[Opening EXTRACTED ENTRIES section]
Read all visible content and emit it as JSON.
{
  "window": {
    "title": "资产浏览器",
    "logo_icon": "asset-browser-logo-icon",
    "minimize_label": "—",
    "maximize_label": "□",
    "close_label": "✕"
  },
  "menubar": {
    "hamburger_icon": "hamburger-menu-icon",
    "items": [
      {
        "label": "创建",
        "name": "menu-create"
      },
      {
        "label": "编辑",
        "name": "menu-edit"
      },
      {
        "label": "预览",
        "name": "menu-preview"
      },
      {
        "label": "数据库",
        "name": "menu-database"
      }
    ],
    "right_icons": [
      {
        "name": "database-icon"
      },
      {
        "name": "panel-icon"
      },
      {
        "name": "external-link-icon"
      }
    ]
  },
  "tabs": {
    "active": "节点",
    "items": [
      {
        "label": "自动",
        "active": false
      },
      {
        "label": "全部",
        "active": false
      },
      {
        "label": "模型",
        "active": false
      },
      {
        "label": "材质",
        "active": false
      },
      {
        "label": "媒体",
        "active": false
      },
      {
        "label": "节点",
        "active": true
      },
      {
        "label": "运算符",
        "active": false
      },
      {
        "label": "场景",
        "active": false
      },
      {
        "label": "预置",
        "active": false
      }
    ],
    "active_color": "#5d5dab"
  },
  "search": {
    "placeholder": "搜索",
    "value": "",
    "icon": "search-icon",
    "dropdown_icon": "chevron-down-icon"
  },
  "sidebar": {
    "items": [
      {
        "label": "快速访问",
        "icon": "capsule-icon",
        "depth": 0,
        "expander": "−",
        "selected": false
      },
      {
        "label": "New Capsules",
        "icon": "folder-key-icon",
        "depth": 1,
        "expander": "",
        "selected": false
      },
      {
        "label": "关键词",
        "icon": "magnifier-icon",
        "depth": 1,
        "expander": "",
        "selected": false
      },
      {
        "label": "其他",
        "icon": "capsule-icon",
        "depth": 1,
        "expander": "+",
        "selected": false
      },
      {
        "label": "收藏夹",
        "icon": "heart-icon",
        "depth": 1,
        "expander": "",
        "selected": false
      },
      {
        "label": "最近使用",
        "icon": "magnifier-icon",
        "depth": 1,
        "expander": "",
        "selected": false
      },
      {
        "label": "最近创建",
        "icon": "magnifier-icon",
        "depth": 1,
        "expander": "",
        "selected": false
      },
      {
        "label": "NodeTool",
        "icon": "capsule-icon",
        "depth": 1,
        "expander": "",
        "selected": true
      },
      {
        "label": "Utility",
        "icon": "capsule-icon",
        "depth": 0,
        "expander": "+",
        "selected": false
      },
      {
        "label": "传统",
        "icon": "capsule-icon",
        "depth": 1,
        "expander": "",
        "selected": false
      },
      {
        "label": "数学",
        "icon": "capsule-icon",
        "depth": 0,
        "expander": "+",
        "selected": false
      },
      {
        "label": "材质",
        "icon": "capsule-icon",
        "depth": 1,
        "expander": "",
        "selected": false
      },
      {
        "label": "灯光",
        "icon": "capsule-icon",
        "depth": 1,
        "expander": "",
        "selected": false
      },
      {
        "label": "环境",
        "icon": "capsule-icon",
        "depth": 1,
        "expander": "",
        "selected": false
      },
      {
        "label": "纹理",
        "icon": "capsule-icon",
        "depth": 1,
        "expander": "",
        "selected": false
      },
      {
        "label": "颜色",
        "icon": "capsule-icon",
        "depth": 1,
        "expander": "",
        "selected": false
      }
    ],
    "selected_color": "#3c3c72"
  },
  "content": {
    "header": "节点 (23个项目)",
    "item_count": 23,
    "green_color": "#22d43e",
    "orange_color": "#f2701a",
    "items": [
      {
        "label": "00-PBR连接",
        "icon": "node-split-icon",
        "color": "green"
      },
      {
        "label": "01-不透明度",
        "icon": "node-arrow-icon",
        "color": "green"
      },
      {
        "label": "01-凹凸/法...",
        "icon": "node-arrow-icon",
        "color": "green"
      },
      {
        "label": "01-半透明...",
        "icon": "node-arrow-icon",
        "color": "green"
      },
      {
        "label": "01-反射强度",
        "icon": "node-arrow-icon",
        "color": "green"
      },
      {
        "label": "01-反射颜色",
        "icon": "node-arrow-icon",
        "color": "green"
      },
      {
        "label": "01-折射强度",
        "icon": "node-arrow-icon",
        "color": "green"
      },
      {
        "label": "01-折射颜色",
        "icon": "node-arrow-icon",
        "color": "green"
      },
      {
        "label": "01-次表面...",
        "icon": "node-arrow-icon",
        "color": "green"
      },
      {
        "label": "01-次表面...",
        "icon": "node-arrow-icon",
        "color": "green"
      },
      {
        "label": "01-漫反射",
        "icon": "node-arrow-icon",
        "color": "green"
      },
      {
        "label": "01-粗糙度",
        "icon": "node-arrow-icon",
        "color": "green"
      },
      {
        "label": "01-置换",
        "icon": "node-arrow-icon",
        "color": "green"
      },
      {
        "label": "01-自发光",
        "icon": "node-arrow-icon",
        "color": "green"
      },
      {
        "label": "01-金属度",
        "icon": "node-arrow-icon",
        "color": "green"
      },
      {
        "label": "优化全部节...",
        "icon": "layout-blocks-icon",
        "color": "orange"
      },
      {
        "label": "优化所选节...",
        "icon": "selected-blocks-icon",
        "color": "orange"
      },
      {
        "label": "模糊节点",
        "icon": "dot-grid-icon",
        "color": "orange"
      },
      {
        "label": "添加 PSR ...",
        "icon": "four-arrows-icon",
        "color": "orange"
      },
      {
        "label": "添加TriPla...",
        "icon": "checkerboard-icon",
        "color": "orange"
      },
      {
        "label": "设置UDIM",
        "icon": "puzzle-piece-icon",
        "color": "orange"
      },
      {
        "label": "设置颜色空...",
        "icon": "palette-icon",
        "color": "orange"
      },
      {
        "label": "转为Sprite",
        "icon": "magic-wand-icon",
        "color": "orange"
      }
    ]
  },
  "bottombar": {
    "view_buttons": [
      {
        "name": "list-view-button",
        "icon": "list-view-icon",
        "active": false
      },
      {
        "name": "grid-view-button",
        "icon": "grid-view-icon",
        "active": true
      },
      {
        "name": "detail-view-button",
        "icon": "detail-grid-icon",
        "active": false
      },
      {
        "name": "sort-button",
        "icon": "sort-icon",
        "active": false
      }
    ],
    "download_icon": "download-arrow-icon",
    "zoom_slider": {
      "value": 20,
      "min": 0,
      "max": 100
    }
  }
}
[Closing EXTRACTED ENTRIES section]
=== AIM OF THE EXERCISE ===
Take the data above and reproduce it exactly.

=== TASK RESPONSE ===
Read all visible content and emit it as JSON.
{
  "window": {
    "title": "资产浏览器",
    "logo_icon": "asset-browser-logo-icon",
    "minimize_label": "—",
    "maximize_label": "□",
    "close_label": "✕"
  },
  "menubar": {
    "hamburger_icon": "hamburger-menu-icon",
    "items": [
      {
        "label": "创建",
        "name": "menu-create"
      },
      {
        "label": "编辑",
        "name": "menu-edit"
      },
      {
        "label": "预览",
        "name": "menu-preview"
      },
      {
        "label": "数据库",
        "name": "menu-database"
      }
    ],
    "right_icons": [
      {
        "name": "database-icon"
      },
      {
        "name": "panel-icon"
      },
      {
        "name": "external-link-icon"
      }
    ]
  },
  "tabs": {
    "active": "节点",
    "items": [
      {
        "label": "自动",
        "active": false
      },
      {
        "label": "全部",
        "active": false
      },
      {
        "label": "模型",
        "active": false
      },
      {
        "label": "材质",
        "active": false
      },
      {
        "label": "媒体",
        "active": false
      },
      {
        "label": "节点",
        "active": true
      },
      {
        "label": "运算符",
        "active": false
      },
      {
        "label": "场景",
        "active": false
      },
      {
        "label": "预置",
        "active": false
      }
    ],
    "active_color": "#5d5dab"
  },
  "search": {
    "placeholder": "搜索",
    "value": "",
    "icon": "search-icon",
    "dropdown_icon": "chevron-down-icon"
  },
  "sidebar": {
    "items": [
      {
        "label": "快速访问",
        "icon": "capsule-icon",
        "depth": 0,
        "expander": "−",
        "selected": false
      },
      {
        "label": "New Capsules",
        "icon": "folder-key-icon",
        "depth": 1,
        "expander": "",
        "selected": false
      },
      {
        "label": "关键词",
        "icon": "magnifier-icon",
        "depth": 1,
        "expander": "",
        "selected": false
      },
      {
        "label": "其他",
        "icon": "capsule-icon",
        "depth": 1,
        "expander": "+",
        "selected": false
      },
      {
        "label": "收藏夹",
        "icon": "heart-icon",
        "depth": 1,
        "expander": "",
        "selected": false
      },
      {
        "label": "最近使用",
        "icon": "magnifier-icon",
        "depth": 1,
        "expander": "",
        "selected": false
      },
      {
        "label": "最近创建",
        "icon": "magnifier-icon",
        "depth": 1,
        "expander": "",
        "selected": false
      },
      {
        "label": "NodeTool",
        "icon": "capsule-icon",
        "depth": 1,
        "expander": "",
        "selected": true
      },
      {
        "label": "Utility",
        "icon": "capsule-icon",
        "depth": 0,
        "expander": "+",
        "selected": false
      },
      {
        "label": "传统",
        "icon": "capsule-icon",
        "depth": 1,
        "expander": "",
        "selected": false
      },
      {
        "label": "数学",
        "icon": "capsule-icon",
        "depth": 0,
        "expander": "+",
        "selected": false
      },
      {
        "label": "材质",
        "icon": "capsule-icon",
        "depth": 1,
        "expander": "",
        "selected": false
      },
      {
        "label": "灯光",
        "icon": "capsule-icon",
        "depth": 1,
        "expander": "",
        "selected": false
      },
      {
        "label": "环境",
        "icon": "capsule-icon",
        "depth": 1,
        "expander": "",
        "selected": false
      },
      {
        "label": "纹理",
        "icon": "capsule-icon",
        "depth": 1,
        "expander": "",
        "selected": false
      },
      {
        "label": "颜色",
        "icon": "capsule-icon",
        "depth": 1,
        "expander": "",
        "selected": false
      }
    ],
    "selected_color": "#3c3c72"
  },
  "content": {
    "header": "节点 (23个项目)",
    "item_count": 23,
    "green_color": "#22d43e",
    "orange_color": "#f2701a",
    "items": [
      {
        "label": "00-PBR连接",
        "icon": "node-split-icon",
        "color": "green"
      },
      {
        "label": "01-不透明度",
        "icon": "node-arrow-icon",
        "color": "green"
      },
      {
        "label": "01-凹凸/法...",
        "icon": "node-arrow-icon",
        "color": "green"
      },
      {
        "label": "01-半透明...",
        "icon": "node-arrow-icon",
        "color": "green"
      },
      {
        "label": "01-反射强度",
        "icon": "node-arrow-icon",
        "color": "green"
      },
      {
        "label": "01-反射颜色",
        "icon": "node-arrow-icon",
        "color": "green"
      },
      {
        "label": "01-折射强度",
        "icon": "node-arrow-icon",
        "color": "green"
      },
      {
        "label": "01-折射颜色",
        "icon": "node-arrow-icon",
        "color": "green"
      },
      {
        "label": "01-次表面...",
        "icon": "node-arrow-icon",
        "color": "green"
      },
      {
        "label": "01-次表面...",
        "icon": "node-arrow-icon",
        "color": "green"
      },
      {
        "label": "01-漫反射",
        "icon": "node-arrow-icon",
        "color": "green"
      },
      {
        "label": "01-粗糙度",
        "icon": "node-arrow-icon",
        "color": "green"
      },
      {
        "label": "01-置换",
        "icon": "node-arrow-icon",
        "color": "green"
      },
      {
        "label": "01-自发光",
        "icon": "node-arrow-icon",
        "color": "green"
      },
      {
        "label": "01-金属度",
        "icon": "node-arrow-icon",
        "color": "green"
      },
      {
        "label": "优化全部节...",
        "icon": "layout-blocks-icon",
        "color": "orange"
      },
      {
        "label": "优化所选节...",
        "icon": "selected-blocks-icon",
        "color": "orange"
      },
      {
        "label": "模糊节点",
        "icon": "dot-grid-icon",
        "color": "orange"
      },
      {
        "label": "添加 PSR ...",
        "icon": "four-arrows-icon",
        "color": "orange"
      },
      {
        "label": "添加TriPla...",
        "icon": "checkerboard-icon",
        "color": "orange"
      },
      {
        "label": "设置UDIM",
        "icon": "puzzle-piece-icon",
        "color": "orange"
      },
      {
        "label": "设置颜色空...",
        "icon": "palette-icon",
        "color": "orange"
      },
      {
        "label": "转为Sprite",
        "icon": "magic-wand-icon",
        "color": "orange"
      }
    ]
  },
  "bottombar": {
    "view_buttons": [
      {
        "name": "list-view-button",
        "icon": "list-view-icon",
        "active": false
      },
      {
        "name": "grid-view-button",
        "icon": "grid-view-icon",
        "active": true
      },
      {
        "name": "detail-view-button",
        "icon": "detail-grid-icon",
        "active": false
      },
      {
        "name": "sort-button",
        "icon": "sort-icon",
        "active": false
      }
    ],
    "download_icon": "download-arrow-icon",
    "zoom_slider": {
      "value": 20,
      "min": 0,
      "max": 100
    }
  }
}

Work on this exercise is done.